Turnover for ‘pure’ internet sellers, with no retail presence, was up 45%, but businesses with mixed models saw online sales increase by an incredible 68%. The big players benefited significantly, Albert Heijn & Bol.com saw profits double YoY in Q2.
However, the increased move online also leaves more opportunities for newer, growing, nimble businesses that can quickly garner online sales without the heavy cost footprint of retail locations to accelerate growth. Amsterdam based online supermarket Picnic.NL, for example, saw record visits and downloads in March 2020.
Whilst e-commerce is one of the growing sectors of the current crisis, short-term increase bursts are likely to tail off and it’s important to continue to:
1. Acquire new customers effectively and cost-efficiently.
2. Broaden reach beyond online early adopters to broader target audiences.
3. Capitalise on media which offers particularly strong acquisition potential in the coming year.
4. Use the data that comes from an online response, which is more difficult to collect in traditional retail environments.
To accomplish these goals post-lockdown TV, when done right, offers significant opportunities. Focusing on the Netherlands as an example European market where life is beginning to return to the new normal.
Prices on TV are lower than usual: The Netherlands operates on a fixed indices CPGRP model with most major sales-houses. The base price is either fixed or negotiated based on spend and share. Audience, level of targeting, monthly and market indices are also applied. With lower advertising demand over the past few months, market indices have remained at 0.9-1, versus 1.1-1.3 for the same period last year.

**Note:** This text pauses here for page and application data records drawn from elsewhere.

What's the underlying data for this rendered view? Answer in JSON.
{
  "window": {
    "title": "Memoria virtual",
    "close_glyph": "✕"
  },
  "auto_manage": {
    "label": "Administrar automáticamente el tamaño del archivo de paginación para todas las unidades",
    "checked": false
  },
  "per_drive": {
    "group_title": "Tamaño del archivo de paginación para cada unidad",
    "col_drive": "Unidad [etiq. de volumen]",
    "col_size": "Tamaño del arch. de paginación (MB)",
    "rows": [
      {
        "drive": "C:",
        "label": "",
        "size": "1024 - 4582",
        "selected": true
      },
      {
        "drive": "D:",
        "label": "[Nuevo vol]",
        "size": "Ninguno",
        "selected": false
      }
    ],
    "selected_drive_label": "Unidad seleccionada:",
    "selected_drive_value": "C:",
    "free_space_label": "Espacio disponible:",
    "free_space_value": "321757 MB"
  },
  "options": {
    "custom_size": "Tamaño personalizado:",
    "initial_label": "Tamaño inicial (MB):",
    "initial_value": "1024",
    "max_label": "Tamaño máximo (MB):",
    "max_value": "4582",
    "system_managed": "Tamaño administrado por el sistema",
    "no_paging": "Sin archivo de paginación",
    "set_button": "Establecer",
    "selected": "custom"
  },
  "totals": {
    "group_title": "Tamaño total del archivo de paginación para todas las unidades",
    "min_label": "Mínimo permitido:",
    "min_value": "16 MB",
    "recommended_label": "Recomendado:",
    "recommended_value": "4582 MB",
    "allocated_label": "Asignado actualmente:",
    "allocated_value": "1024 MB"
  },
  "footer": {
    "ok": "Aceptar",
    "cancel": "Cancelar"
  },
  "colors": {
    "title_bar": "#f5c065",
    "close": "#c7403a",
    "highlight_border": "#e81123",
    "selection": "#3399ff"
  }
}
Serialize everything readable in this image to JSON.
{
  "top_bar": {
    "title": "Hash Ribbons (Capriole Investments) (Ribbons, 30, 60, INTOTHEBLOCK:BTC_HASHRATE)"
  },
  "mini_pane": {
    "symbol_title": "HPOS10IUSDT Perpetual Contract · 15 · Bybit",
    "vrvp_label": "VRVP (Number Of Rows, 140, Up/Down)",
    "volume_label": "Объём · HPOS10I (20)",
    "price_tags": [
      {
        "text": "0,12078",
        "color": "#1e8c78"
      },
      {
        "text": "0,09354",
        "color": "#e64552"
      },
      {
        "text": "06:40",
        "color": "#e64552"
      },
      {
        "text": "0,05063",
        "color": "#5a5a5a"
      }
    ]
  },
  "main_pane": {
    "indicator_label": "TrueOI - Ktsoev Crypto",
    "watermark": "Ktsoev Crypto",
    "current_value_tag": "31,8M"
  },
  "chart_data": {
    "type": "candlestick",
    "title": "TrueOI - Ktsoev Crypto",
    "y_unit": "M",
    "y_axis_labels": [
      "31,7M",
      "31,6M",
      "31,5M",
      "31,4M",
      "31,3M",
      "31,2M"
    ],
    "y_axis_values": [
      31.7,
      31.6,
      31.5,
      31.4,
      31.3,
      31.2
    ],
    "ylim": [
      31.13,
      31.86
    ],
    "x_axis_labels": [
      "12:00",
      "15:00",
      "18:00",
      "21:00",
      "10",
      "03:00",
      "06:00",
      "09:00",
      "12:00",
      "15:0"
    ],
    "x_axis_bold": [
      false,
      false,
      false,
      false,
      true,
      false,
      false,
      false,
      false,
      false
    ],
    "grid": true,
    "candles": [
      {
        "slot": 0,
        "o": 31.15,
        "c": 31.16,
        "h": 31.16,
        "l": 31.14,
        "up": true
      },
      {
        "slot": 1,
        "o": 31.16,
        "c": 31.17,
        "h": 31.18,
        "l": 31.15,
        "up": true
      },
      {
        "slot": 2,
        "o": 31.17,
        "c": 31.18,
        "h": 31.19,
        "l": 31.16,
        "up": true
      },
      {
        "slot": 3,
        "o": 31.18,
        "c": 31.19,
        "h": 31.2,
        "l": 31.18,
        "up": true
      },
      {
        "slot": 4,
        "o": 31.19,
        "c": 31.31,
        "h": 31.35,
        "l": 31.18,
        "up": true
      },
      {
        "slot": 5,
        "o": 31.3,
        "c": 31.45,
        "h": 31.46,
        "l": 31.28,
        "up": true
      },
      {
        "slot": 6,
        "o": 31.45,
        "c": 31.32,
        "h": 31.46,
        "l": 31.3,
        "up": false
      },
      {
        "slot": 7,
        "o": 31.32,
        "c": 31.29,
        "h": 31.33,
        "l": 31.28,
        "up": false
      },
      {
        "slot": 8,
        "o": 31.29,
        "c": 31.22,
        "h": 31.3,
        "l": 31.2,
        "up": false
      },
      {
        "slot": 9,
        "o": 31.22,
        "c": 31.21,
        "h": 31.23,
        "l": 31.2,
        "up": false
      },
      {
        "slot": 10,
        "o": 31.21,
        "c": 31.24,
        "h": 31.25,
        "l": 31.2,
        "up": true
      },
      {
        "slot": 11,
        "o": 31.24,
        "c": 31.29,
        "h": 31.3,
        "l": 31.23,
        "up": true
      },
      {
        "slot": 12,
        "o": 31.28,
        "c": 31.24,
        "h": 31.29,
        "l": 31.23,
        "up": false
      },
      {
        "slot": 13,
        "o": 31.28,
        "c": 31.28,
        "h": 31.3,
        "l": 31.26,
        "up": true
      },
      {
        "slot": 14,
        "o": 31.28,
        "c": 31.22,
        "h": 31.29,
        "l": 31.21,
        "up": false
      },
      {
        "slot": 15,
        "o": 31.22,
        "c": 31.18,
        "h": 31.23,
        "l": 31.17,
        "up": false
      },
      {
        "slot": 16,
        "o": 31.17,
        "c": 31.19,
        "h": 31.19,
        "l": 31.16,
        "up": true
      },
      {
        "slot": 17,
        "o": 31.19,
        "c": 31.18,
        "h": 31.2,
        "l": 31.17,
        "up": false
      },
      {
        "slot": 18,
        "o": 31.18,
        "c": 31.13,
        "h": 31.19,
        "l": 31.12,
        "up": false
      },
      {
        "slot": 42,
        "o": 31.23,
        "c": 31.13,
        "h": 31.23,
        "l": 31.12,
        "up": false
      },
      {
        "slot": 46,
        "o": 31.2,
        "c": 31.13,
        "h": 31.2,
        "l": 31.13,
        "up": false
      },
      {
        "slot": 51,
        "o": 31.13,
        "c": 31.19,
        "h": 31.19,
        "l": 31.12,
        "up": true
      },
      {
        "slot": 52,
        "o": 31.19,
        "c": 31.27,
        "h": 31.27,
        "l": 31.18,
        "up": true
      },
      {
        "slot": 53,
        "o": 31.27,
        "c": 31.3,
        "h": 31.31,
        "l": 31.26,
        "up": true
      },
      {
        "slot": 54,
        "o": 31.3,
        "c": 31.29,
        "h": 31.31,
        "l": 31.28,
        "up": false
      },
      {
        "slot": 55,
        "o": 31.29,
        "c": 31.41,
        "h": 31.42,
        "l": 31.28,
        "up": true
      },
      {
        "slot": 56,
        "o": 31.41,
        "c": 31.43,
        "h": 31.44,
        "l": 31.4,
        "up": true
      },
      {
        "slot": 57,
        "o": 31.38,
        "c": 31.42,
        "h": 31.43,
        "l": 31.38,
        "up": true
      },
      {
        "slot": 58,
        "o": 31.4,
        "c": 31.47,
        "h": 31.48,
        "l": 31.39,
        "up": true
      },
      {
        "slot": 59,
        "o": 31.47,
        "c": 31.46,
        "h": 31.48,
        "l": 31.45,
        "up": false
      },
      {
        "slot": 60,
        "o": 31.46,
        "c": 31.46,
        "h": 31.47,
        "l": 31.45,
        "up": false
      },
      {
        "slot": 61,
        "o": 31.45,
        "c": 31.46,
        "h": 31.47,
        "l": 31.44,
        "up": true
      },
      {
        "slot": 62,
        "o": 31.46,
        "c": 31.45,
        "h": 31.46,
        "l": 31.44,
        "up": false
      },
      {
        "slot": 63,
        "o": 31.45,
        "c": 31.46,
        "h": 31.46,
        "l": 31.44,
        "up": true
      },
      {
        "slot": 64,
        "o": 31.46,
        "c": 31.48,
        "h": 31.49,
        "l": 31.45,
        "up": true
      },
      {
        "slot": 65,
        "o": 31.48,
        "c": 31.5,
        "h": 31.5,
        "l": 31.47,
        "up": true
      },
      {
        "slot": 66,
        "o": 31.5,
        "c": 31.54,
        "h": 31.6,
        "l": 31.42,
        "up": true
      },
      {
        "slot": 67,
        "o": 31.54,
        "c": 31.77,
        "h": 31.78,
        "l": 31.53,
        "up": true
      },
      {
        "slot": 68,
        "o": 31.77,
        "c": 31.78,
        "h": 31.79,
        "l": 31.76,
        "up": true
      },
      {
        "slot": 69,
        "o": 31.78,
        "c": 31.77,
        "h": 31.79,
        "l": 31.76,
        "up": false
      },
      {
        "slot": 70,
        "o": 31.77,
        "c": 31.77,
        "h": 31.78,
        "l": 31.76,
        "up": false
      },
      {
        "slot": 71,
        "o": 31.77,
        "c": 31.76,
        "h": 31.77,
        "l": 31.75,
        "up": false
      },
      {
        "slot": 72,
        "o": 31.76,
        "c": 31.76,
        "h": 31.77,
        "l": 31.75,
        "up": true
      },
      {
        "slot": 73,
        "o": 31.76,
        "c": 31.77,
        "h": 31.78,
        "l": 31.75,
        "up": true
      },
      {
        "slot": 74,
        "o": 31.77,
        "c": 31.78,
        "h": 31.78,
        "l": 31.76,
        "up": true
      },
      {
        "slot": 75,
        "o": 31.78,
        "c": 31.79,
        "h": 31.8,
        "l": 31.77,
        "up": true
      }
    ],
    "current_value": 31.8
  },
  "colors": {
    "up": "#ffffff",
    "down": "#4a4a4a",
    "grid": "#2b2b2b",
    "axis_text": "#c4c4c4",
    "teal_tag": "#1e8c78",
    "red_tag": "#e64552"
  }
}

Viewership and reach opportunities are higher than usual: With lower international travel (flights to and from Amsterdam are down 93% YoY) and more people at home, TV viewership remains up YoY. Viewership on the public broadcaster increased by 15% YoY in June (after re-opening). TV, therefore, offers even stronger reach opportunities vs. usual conditions to grow reach.
Measuring success is essential: With significant increases in online sales, monitoring web response becomes even more important. Advertisers switching to a higher percentage of online sales, or growing in this period, should utilise tracking technology to attribute online sales uplift to specific TV spots. Thus, allowing them to better understand the kind of TV stations, programmes, dayparts and days of the week that can deliver them cost-efficient growth as they continue to grow.
All Response Media viewpoint
The impact of COVID long-term is uncertain and varies internationally, but ultimately by using media and measurement expertise to launch on TV to capitalise on sales growth, or better understand changing trends in TV activity, advertisers can better future-proof their businesses for the accelerated move towards online sales.